The Europol conducted a massive crackdown against websites offering counterfeit products as part of the campaign dubbed “Don’t F***(AKE) Up.” The European law enforcement agency aims to halt the activity of online scammers who offer for sale fake brands.
The agency launched a public awareness and prevention campaign online to allow netizens spotting fake websites and social media scams.
This sale of these products causes serious damage to the finance and the reputation of the official brands, in some cases, they pose a serious threat to “the health and safety of buyers.”
Authorities seized more than 3,500 items of clothing and fake luxury goods, including shoes, bags and perfumes purporting to be such brands as Nike, Adidas, and Kenzo.
Dutch anti-fraud police have identified and arrested 12 people across the country and searched their homes.
“The internet has become an essential channel for e-commerce. Its instant global reach and anonymity make it possible to sell nearly anything to anyone at any time,” reads the official statement from the Europol.
“Counterfeiters know it and are increasingly exploiting the unlimited opportunities” the internet offers.
The operation involved law enforcement agencies across 27 countries in Europe, in the US and Canada. Authorities shut down more than 4,500 websites that were used by criminal organizations to offer for sale various products, including “luxury goods, sportswear, spare parts, electronics, pharmaceuticals, toiletries and other fake products.”
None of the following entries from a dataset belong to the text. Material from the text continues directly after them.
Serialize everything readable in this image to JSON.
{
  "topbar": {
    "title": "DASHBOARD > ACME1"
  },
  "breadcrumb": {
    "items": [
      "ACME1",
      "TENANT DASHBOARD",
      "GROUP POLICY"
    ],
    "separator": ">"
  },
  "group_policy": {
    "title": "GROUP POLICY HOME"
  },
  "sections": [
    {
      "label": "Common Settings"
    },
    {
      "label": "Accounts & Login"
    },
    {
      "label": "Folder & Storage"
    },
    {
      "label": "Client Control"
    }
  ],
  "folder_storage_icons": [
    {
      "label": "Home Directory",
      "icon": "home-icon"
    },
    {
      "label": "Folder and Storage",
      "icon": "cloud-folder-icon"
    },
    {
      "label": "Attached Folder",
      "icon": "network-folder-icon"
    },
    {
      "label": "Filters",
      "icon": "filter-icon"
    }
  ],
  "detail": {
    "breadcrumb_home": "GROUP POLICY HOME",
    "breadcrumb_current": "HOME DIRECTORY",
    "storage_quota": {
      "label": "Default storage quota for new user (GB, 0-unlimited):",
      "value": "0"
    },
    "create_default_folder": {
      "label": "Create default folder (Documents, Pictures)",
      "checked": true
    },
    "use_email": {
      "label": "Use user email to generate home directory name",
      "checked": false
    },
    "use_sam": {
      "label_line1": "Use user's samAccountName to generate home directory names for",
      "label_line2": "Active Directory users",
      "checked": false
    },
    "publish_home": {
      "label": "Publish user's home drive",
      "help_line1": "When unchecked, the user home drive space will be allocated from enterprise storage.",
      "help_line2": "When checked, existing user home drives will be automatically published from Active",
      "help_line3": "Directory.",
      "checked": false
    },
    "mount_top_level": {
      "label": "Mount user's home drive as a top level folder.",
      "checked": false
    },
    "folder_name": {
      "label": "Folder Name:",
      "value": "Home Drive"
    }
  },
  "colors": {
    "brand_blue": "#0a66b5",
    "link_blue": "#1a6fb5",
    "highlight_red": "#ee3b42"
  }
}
This operation is the result of a continuous effort spent by law enforcement worldwide, every year European authorities seize thousands of domains with the support of the US Immigration and Customs Enforcement and Homeland Security.
“a significant increase in the number of seized domain names compared to last year,” said Europol director Rob Wainwright.
The police observed a significant increase in the number of sale of counterfeit goods through the social networking platform, including Facebook and Instagram.
“This is a relatively new phenomenon in the trade in counterfeit brand names,”states an official statement from the Dutch Fiscal Information and Investigation Service (FIOD).
This is a profitable period for crooks, starting from the Black Friday and going on for the entire holiday time, users are more exposed to such kind of scams.
“When shopping online, you are more likely to fall victim to counterfeiters,” it said as “without the physical product to look at and feel, it can be more difficult for you to spot the differences.”
(Security Affairs –Fake Brands,Europol)